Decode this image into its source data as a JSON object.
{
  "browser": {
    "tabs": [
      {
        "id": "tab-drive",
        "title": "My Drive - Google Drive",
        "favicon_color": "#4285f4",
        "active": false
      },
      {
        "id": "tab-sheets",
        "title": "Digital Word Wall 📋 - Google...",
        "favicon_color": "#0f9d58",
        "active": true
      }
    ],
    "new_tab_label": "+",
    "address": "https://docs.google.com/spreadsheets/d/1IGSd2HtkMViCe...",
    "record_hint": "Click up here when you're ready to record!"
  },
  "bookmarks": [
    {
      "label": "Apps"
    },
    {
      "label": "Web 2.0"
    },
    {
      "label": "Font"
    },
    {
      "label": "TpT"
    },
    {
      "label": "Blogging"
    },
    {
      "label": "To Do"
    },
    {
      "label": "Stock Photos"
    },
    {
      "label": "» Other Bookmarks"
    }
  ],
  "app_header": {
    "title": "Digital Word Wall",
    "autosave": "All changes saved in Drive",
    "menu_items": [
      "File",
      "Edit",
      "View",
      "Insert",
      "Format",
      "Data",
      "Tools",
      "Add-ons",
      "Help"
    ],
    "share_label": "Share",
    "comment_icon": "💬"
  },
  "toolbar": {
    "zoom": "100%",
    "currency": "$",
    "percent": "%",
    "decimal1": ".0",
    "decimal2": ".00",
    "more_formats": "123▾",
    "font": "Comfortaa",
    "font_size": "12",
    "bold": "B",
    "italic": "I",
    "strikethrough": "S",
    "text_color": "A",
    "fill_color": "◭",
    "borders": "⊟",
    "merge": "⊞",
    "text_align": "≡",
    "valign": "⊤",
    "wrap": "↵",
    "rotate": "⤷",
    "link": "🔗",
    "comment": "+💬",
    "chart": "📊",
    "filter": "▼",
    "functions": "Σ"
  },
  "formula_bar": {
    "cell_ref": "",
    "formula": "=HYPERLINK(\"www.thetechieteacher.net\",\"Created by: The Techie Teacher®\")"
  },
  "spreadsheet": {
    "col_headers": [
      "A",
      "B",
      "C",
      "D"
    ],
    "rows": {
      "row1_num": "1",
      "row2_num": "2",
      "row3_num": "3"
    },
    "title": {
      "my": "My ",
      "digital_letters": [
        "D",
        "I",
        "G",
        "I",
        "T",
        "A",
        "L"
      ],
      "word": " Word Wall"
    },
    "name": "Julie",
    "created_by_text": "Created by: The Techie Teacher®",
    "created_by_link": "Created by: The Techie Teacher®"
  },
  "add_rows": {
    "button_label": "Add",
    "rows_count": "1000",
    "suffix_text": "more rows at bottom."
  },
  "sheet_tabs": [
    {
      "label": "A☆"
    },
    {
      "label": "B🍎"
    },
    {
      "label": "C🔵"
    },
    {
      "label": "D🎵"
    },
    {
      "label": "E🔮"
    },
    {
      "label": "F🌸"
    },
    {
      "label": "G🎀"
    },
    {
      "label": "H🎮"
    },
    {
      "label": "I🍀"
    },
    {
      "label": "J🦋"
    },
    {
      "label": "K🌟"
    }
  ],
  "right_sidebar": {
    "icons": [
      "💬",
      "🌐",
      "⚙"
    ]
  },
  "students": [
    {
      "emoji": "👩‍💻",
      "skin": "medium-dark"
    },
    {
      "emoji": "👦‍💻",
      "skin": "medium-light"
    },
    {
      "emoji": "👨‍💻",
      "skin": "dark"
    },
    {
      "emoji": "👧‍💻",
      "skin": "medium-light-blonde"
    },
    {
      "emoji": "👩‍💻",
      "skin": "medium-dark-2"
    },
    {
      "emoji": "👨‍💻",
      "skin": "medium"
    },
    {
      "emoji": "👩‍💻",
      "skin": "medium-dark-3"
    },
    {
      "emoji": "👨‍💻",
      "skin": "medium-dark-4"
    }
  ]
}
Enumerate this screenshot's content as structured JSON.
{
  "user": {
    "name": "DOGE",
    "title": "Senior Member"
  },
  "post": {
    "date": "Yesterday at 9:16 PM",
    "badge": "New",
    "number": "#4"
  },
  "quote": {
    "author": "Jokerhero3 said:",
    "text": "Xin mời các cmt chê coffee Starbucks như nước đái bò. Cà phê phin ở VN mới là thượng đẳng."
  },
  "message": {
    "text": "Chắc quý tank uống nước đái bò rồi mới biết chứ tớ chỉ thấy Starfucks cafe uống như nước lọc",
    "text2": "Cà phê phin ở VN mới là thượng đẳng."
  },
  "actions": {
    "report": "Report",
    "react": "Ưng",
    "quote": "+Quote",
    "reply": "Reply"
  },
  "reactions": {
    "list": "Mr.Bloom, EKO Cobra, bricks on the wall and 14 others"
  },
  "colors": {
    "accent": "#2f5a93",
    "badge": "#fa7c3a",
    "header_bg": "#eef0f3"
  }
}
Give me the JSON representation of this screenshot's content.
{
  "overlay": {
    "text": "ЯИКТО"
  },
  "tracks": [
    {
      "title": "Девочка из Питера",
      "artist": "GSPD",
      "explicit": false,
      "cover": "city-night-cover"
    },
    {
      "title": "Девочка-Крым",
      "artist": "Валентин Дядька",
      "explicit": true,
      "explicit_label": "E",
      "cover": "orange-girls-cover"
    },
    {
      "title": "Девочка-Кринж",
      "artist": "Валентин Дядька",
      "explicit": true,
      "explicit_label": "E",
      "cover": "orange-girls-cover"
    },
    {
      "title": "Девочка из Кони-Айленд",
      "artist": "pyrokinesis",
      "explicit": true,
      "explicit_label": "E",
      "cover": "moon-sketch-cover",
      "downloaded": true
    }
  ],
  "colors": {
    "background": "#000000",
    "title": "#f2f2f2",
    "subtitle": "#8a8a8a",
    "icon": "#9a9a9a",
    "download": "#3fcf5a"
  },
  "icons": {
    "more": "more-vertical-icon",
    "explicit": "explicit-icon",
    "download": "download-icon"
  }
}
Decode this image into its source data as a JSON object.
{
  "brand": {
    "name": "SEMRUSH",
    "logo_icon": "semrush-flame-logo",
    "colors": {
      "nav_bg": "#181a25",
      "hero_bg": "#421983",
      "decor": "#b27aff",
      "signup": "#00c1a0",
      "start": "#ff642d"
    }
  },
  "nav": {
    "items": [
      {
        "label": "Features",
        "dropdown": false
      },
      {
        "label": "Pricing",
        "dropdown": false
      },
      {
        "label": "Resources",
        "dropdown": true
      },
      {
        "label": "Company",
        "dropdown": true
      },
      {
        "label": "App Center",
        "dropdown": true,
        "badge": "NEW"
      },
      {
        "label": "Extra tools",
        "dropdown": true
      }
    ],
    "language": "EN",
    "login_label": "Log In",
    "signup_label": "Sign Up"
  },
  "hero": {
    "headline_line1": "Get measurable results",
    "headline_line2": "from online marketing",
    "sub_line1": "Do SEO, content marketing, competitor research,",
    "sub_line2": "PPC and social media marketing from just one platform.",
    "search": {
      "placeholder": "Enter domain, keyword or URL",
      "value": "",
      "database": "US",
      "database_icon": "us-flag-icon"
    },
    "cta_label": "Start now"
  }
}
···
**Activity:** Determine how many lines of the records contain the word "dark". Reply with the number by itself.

**Output for this exercise:** 5